### PROMPT
All of the data, except its images, should be set down exactly as it appears.

※

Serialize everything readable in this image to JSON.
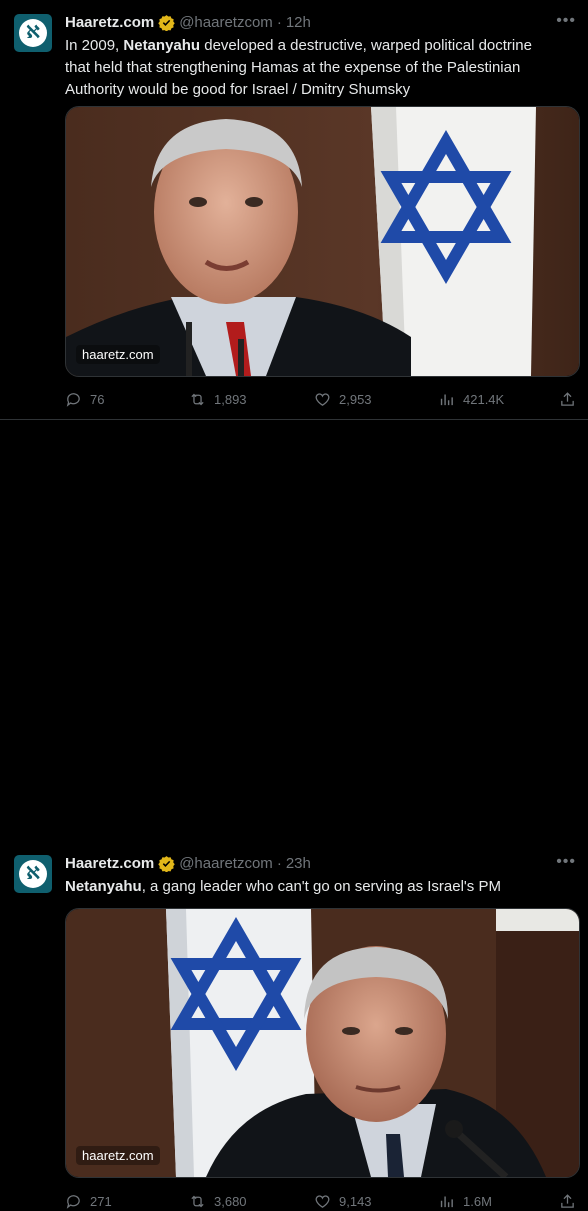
{
  "tweets": [
    {
      "name": "Haaretz.com",
      "handle": "@haaretzcom",
      "time": "12h",
      "text_bold": "Netanyahu",
      "text_pre": "In 2009, ",
      "text_post": " developed a destructive, warped political doctrine that held that strengthening Hamas at the expense of the Palestinian Authority would be good for Israel / Dmitry Shumsky",
      "media_domain": "haaretz.com",
      "replies": "76",
      "retweets": "1,893",
      "likes": "2,953",
      "views": "421.4K"
    },
    {
      "name": "Haaretz.com",
      "handle": "@haaretzcom",
      "time": "23h",
      "text_bold": "Netanyahu",
      "text_pre": "",
      "text_post": ", a gang leader who can't go on serving as Israel's PM",
      "media_domain": "haaretz.com",
      "replies": "271",
      "retweets": "3,680",
      "likes": "9,143",
      "views": "1.6M"
    }
  ],
  "colors": {
    "background": "#000000",
    "text": "#e7e9ea",
    "muted": "#71767b",
    "verified": "#e2b719",
    "avatar": "#0f5f6e"
  }
}
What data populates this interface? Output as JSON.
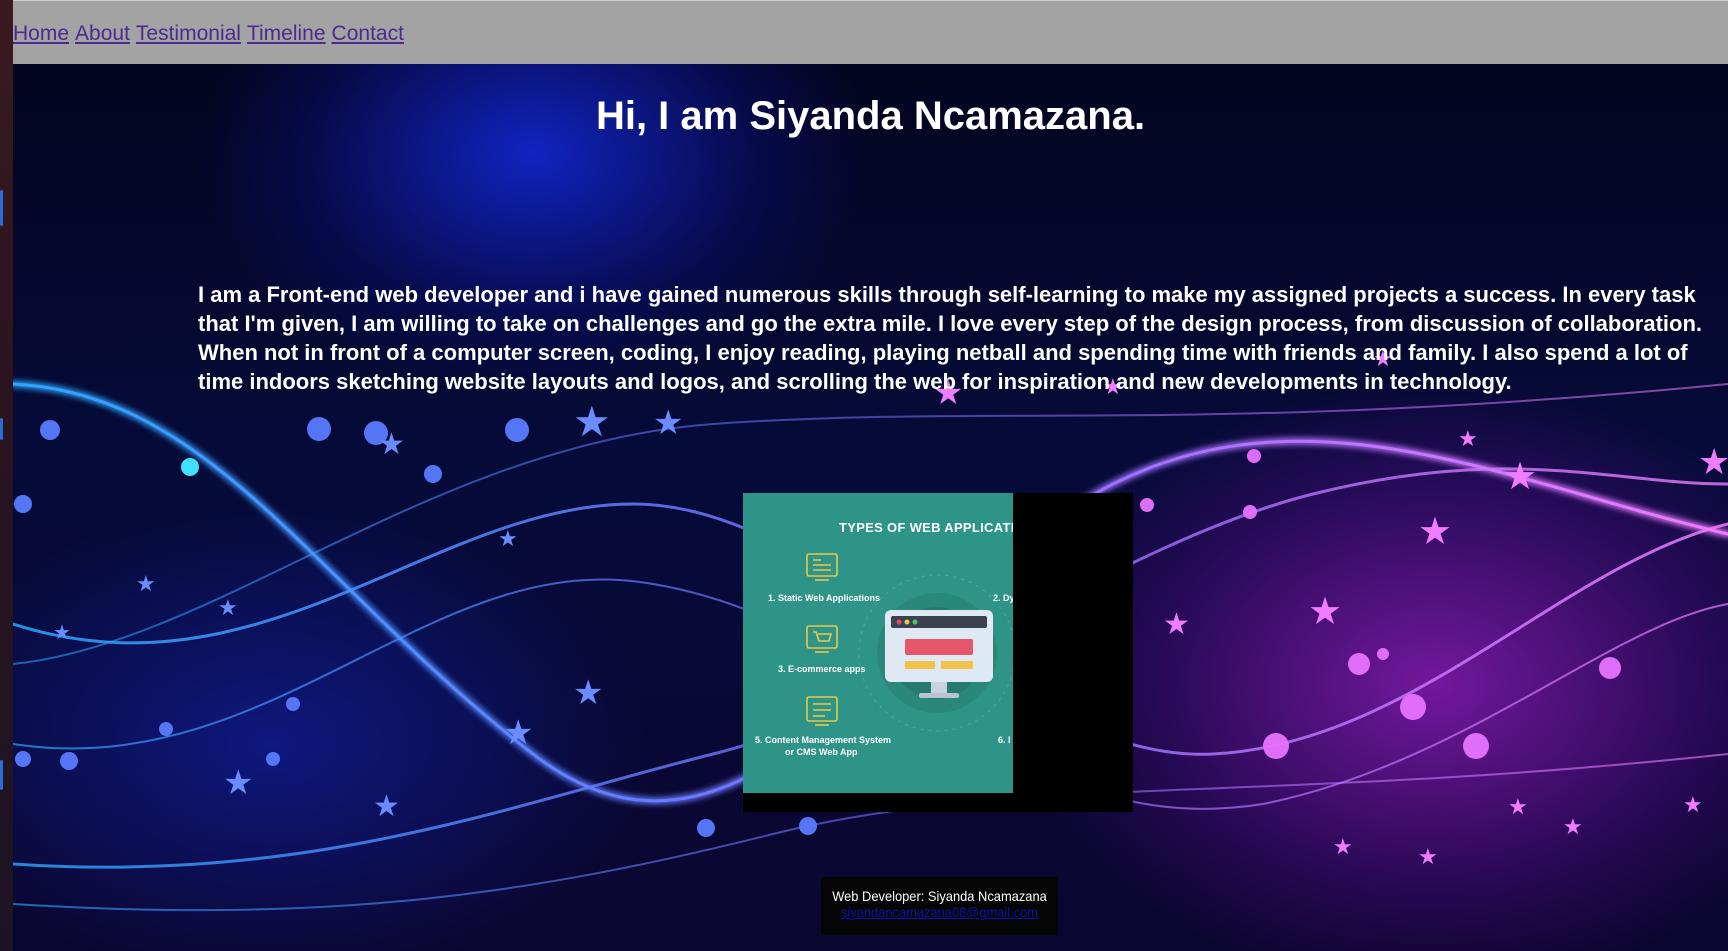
{
  "nav": {
    "links": [
      "Home",
      "About",
      "Testimonial",
      "Timeline",
      "Contact"
    ]
  },
  "hero": {
    "heading": "Hi, I am Siyanda Ncamazana.",
    "bio": "I am a Front-end web developer and i have gained numerous skills through self-learning to make my assigned projects a success. In every task that I'm given, I am willing to take on challenges and go the extra mile. I love every step of the design process, from discussion of collaboration. When not in front of a computer screen, coding, I enjoy reading, playing netball and spending time with friends and family. I also spend a lot of time indoors sketching website layouts and logos, and scrolling the web for inspiration and new developments in technology."
  },
  "infographic": {
    "title": "TYPES OF WEB APPLICATI",
    "items": [
      "1. Static Web Applications",
      "2. Dy",
      "3. E-commerce apps",
      "5. Content Management System",
      "or CMS Web App",
      "6. I"
    ]
  },
  "footer": {
    "credit": "Web Developer: Siyanda Ncamazana",
    "email": "siyandancamazana08@gmail.com"
  },
  "colors": {
    "nav_bg": "#a3a3a3",
    "nav_link": "#4a2a8e",
    "infographic_teal": "#2f9488",
    "footer_link": "#1010b0"
  }
}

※

### REPLY
Serialize everything readable in this image to JSON.
{
  "tweets": [
    {
      "name": "Haaretz.com",
      "handle": "@haaretzcom",
      "time": "12h",
      "text_bold": "Netanyahu",
      "text_pre": "In 2009, ",
      "text_post": " developed a destructive, warped political doctrine that held that strengthening Hamas at the expense of the Palestinian Authority would be good for Israel / Dmitry Shumsky",
      "media_domain": "haaretz.com",
      "replies": "76",
      "retweets": "1,893",
      "likes": "2,953",
      "views": "421.4K"
    },
    {
      "name": "Haaretz.com",
      "handle": "@haaretzcom",
      "time": "23h",
      "text_bold": "Netanyahu",
      "text_pre": "",
      "text_post": ", a gang leader who can't go on serving as Israel's PM",
      "media_domain": "haaretz.com",
      "replies": "271",
      "retweets": "3,680",
      "likes": "9,143",
      "views": "1.6M"
    }
  ],
  "colors": {
    "background": "#000000",
    "text": "#e7e9ea",
    "muted": "#71767b",
    "verified": "#e2b719",
    "avatar": "#0f5f6e"
  }
}
What data populates this interface? Output as JSON.
{
  "nav": {
    "links": [
      "Home",
      "About",
      "Testimonial",
      "Timeline",
      "Contact"
    ]
  },
  "hero": {
    "heading": "Hi, I am Siyanda Ncamazana.",
    "bio": "I am a Front-end web developer and i have gained numerous skills through self-learning to make my assigned projects a success. In every task that I'm given, I am willing to take on challenges and go the extra mile. I love every step of the design process, from discussion of collaboration. When not in front of a computer screen, coding, I enjoy reading, playing netball and spending time with friends and family. I also spend a lot of time indoors sketching website layouts and logos, and scrolling the web for inspiration and new developments in technology."
  },
  "infographic": {
    "title": "TYPES OF WEB APPLICATI",
    "items": [
      "1. Static Web Applications",
      "2. Dy",
      "3. E-commerce apps",
      "5. Content Management System",
      "or CMS Web App",
      "6. I"
    ]
  },
  "footer": {
    "credit": "Web Developer: Siyanda Ncamazana",
    "email": "siyandancamazana08@gmail.com"
  },
  "colors": {
    "nav_bg": "#a3a3a3",
    "nav_link": "#4a2a8e",
    "infographic_teal": "#2f9488",
    "footer_link": "#1010b0"
  }
}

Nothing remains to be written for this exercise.